Approach 4. Use a combination of Approaches 2 and 3. Because we’re neither wise enough nor foolish enough to know in advance how much of our clients’ initial spending is “core” (increasing with inflation) and how much is “discretionary” (declining over time), this is what we do at Cornerstone (see my February 2013 Journal column, "When an Ounce of Discretion(ary) is Worth a Pound of Core").
Indeed, many clients have distinct core income portfolios that follow empirically based dynamic distribution policies, as well as distinct discretionary portfolios where they make all the decision rules. This also leads to distinctly invested portfolios; because a portfolio designed for sustainable lifetime income will have a different distribution pattern than one that is used more aggressively in retirement’s early years.
We regularly converse with clients about this core-discretionary balance. These are rich conversations and an empowering implementation strategy for clients that encourage thoughtful ongoing prioritization and make clear the safe/unsafe spending lines—“nudges” and “framing.” Indeed, it was these kinds of conversations that years ago persuaded us that such an approach may be well-received. To say that’s been the case would be an understatement.
For example, a household retired with an initial pre-tax annual spending goal of $120,000 and immediately began receiving $40,000 in Social Security benefits. Through conversations, we decided that $20,000 or more of this would go for discretionary items; an amount they realized would decline over time and did not reasonably believe they needed to fund beyond 12 to 15 years. Therefore, $60,000 of their core spending needs would be funded by portfolio distributions.

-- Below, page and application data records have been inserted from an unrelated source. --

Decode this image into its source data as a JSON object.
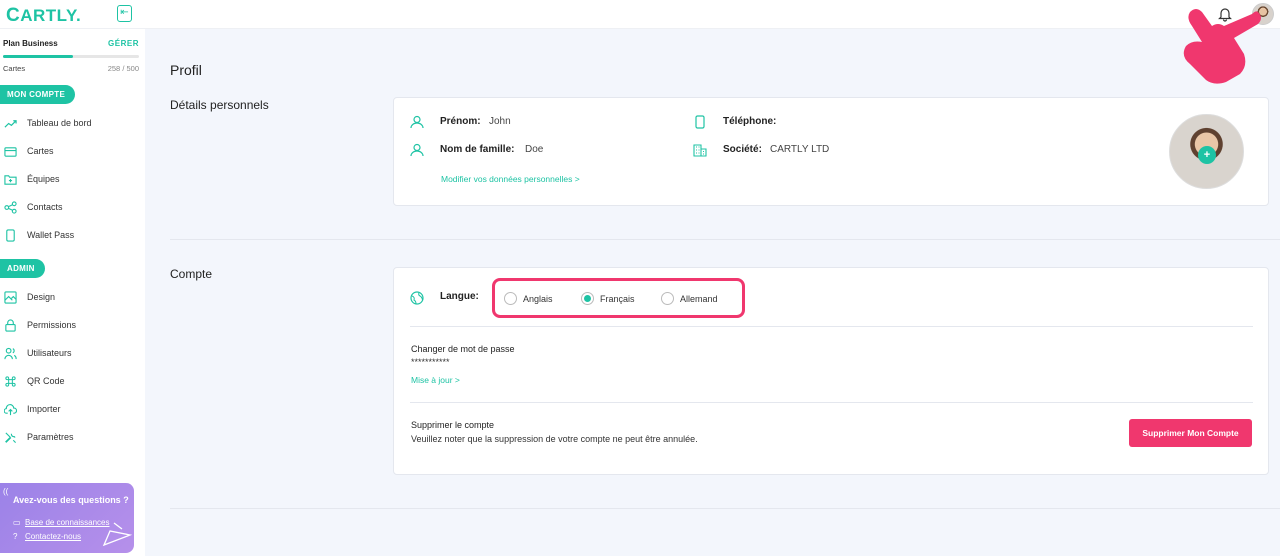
{
  "app": {
    "logo": "CARTLY.",
    "logo_first": "C",
    "logo_rest": "ARTLY."
  },
  "colors": {
    "brand": "#1ec3a4",
    "danger": "#f0376e",
    "help_bg": "#a78ae9"
  },
  "topbar": {
    "collapse_icon": "arrow-left-icon",
    "bell_icon": "bell-icon"
  },
  "plan": {
    "name": "Plan Business",
    "manage_label": "GÉRER",
    "cards_label": "Cartes",
    "cards_count": "258 / 500",
    "usage_fraction": 0.516
  },
  "sidebar": {
    "section_account": "MON COMPTE",
    "account_items": [
      {
        "label": "Tableau de bord",
        "icon": "trend-icon"
      },
      {
        "label": "Cartes",
        "icon": "card-icon"
      },
      {
        "label": "Équipes",
        "icon": "team-icon"
      },
      {
        "label": "Contacts",
        "icon": "share-icon"
      },
      {
        "label": "Wallet Pass",
        "icon": "phone-icon"
      }
    ],
    "section_admin": "ADMIN",
    "admin_items": [
      {
        "label": "Design",
        "icon": "image-icon"
      },
      {
        "label": "Permissions",
        "icon": "lock-icon"
      },
      {
        "label": "Utilisateurs",
        "icon": "users-icon"
      },
      {
        "label": "QR Code",
        "icon": "command-icon"
      },
      {
        "label": "Importer",
        "icon": "upload-icon"
      },
      {
        "label": "Paramètres",
        "icon": "tools-icon"
      }
    ]
  },
  "help": {
    "title": "Avez-vous des questions ?",
    "kb_link": "Base de connaissances",
    "contact_link": "Contactez-nous"
  },
  "page": {
    "title": "Profil"
  },
  "personal": {
    "section": "Détails personnels",
    "first_name_label": "Prénom:",
    "first_name": "John",
    "last_name_label": "Nom de famille:",
    "last_name": "Doe",
    "phone_label": "Téléphone:",
    "phone": "",
    "company_label": "Société:",
    "company": "CARTLY LTD",
    "edit_link": "Modifier vos données personnelles >"
  },
  "account": {
    "section": "Compte",
    "language_label": "Langue:",
    "languages": [
      "Anglais",
      "Français",
      "Allemand"
    ],
    "selected_language": "Français",
    "password_title": "Changer de mot de passe",
    "password_value": "***********",
    "password_link": "Mise à jour >",
    "delete_title": "Supprimer le compte",
    "delete_note": "Veuillez noter que la suppression de votre compte ne peut être annulée.",
    "delete_button": "Supprimer Mon Compte"
  }
}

Using the 5 percent initial withdrawal rate supported by most dynamic (though, not static) strategies, this would require $1.2 million. Another $250,000 to $300,000 would serve as the discretionary fund for the $20,000 beyond their yearly core amount. In total, we would want to see these clients have about $1.5 million in portfolio assets. Compare this to the $1.6 million a planner would prescribe in assuming the entire $80,000 income needed to be funded with a dynamic distribution policy employing the same 5 percent withdrawal rate. Or the $2 million they’d be told under a static, constant, real-income approach with a 4 percent withdrawal rate. That difference, possibly the difference between “you can” and “you can’t” retire, can’t be measured in dollars.
It’s quite a difference that Blanchett and the retirement spending researchers who came before him have made. Isn’t that always the case when planners truly understand their clients’ goals and can also integrate them into the advice they give? That’s planning done well.